Saved data entries:
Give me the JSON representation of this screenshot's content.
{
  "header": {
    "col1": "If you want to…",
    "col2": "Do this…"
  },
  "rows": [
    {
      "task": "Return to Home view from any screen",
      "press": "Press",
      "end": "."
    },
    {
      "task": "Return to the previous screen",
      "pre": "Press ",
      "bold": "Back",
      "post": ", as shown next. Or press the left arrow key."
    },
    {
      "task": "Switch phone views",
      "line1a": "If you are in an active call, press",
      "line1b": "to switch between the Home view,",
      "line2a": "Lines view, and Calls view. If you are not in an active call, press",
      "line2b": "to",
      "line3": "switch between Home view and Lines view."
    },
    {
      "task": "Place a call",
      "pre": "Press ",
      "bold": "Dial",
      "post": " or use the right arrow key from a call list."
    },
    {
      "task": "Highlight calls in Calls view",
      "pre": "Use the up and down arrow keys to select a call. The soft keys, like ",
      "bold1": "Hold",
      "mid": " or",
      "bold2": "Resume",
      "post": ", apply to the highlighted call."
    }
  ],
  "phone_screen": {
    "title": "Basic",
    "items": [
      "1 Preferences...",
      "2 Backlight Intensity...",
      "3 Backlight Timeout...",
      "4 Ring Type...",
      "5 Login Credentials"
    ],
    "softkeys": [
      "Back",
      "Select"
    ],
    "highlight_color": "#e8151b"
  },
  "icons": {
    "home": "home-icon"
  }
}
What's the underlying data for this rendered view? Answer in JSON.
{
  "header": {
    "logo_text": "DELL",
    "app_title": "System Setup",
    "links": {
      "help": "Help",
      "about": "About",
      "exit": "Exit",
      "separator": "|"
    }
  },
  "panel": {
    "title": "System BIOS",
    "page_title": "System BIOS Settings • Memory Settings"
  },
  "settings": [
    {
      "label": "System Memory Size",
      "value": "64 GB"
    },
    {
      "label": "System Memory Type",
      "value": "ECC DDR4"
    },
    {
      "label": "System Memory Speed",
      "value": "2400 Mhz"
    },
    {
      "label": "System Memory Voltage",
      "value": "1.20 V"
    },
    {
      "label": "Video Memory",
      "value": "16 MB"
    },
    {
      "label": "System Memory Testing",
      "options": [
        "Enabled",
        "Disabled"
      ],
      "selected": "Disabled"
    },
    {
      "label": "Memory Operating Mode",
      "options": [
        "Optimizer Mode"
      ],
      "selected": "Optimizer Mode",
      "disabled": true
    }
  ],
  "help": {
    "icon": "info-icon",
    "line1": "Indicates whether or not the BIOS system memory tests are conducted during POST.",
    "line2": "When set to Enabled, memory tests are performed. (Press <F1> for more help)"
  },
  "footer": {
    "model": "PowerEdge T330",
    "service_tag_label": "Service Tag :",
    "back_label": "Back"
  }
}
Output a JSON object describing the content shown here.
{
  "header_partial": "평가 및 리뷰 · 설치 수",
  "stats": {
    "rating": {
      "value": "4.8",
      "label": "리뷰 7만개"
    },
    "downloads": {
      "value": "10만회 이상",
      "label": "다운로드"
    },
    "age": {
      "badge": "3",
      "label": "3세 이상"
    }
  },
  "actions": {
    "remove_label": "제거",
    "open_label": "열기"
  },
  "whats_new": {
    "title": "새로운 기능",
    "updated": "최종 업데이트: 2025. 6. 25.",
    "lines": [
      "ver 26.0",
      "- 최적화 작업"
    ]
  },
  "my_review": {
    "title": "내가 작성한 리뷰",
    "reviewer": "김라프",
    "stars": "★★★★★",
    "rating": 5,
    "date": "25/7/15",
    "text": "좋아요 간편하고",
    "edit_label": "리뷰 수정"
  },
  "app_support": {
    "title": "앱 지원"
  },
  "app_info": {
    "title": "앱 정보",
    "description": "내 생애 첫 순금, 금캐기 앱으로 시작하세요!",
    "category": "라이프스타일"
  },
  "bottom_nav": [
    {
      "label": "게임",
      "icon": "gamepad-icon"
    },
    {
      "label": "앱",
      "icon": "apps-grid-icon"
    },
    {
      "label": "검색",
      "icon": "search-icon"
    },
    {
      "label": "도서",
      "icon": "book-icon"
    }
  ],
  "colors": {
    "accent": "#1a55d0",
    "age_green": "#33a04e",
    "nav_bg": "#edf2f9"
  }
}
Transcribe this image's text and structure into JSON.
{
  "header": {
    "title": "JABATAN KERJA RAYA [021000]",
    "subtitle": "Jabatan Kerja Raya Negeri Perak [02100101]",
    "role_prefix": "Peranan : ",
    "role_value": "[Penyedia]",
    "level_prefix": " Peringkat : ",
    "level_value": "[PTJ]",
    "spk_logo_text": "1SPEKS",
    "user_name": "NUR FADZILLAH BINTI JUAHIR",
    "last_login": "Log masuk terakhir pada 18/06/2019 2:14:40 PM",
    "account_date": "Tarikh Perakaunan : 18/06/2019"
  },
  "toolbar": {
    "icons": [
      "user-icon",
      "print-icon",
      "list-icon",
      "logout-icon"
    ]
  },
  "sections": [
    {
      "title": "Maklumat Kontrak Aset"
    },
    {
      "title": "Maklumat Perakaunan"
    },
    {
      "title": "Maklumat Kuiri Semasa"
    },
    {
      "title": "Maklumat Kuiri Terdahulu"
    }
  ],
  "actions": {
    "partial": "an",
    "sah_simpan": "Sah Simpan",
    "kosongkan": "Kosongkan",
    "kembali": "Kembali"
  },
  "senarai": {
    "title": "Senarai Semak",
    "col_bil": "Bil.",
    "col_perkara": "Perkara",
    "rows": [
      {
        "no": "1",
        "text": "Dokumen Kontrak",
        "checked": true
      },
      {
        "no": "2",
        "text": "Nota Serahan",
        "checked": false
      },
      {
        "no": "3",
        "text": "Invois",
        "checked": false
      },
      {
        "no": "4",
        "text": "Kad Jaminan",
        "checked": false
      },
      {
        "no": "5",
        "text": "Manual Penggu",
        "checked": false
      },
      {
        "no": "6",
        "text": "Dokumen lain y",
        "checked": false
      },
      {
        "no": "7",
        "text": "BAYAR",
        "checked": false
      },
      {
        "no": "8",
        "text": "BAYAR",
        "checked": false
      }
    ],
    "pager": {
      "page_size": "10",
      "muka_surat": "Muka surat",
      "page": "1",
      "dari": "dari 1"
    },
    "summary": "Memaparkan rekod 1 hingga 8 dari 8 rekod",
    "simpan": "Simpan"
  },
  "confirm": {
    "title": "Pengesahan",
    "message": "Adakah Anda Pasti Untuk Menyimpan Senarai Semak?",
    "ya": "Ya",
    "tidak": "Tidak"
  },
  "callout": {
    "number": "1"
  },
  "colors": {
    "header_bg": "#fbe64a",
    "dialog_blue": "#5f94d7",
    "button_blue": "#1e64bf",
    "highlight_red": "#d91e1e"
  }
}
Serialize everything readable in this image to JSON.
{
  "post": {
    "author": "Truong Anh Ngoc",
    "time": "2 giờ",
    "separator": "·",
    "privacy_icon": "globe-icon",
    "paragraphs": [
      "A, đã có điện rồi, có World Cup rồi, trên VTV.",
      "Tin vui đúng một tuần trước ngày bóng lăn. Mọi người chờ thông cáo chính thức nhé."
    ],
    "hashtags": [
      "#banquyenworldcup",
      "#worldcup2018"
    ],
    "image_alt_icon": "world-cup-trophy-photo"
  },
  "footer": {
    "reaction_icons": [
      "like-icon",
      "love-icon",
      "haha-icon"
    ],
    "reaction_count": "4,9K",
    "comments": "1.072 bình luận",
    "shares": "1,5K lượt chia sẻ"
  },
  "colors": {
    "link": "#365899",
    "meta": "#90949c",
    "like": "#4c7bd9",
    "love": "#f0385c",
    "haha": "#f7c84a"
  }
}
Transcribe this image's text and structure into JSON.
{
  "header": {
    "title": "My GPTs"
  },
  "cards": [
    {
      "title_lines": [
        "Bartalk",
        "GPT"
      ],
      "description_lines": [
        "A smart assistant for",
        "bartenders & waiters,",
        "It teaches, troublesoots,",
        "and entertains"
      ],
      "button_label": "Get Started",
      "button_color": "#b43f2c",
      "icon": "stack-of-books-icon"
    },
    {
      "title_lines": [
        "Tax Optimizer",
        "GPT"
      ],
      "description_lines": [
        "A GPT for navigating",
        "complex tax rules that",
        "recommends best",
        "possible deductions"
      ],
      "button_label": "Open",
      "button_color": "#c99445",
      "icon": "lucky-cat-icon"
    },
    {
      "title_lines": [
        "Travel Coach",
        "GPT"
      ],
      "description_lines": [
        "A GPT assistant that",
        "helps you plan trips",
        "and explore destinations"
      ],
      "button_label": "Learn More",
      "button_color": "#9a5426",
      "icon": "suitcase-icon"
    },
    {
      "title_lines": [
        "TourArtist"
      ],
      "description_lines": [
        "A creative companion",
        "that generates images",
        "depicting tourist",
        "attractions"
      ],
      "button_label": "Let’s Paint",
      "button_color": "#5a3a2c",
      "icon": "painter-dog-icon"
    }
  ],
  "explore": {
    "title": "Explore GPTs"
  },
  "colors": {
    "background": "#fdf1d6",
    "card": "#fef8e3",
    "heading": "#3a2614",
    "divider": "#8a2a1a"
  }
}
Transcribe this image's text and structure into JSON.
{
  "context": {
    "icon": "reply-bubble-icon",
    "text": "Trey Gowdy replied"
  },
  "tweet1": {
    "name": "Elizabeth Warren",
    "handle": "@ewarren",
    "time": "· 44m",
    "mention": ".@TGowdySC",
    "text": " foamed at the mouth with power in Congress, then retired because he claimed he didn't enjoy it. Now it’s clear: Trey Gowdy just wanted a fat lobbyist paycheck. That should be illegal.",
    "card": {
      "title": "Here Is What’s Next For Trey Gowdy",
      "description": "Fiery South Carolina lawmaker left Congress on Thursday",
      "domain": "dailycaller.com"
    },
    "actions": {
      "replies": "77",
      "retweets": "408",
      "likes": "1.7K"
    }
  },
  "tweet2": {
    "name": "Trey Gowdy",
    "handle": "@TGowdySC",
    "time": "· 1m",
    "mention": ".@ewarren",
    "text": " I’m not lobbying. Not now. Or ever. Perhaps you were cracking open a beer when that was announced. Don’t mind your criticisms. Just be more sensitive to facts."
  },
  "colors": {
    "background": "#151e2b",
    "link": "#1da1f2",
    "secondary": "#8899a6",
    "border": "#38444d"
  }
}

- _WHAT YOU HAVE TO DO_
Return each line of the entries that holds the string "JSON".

- _WRITTEN REPLY_
Give me the JSON representation of this screenshot's content.
What's the underlying data for this rendered view? Answer in JSON.
Output a JSON object describing the content shown here.
Transcribe this image's text and structure into JSON.
Serialize everything readable in this image to JSON.
Transcribe this image's text and structure into JSON.
Transcribe this image's text and structure into JSON.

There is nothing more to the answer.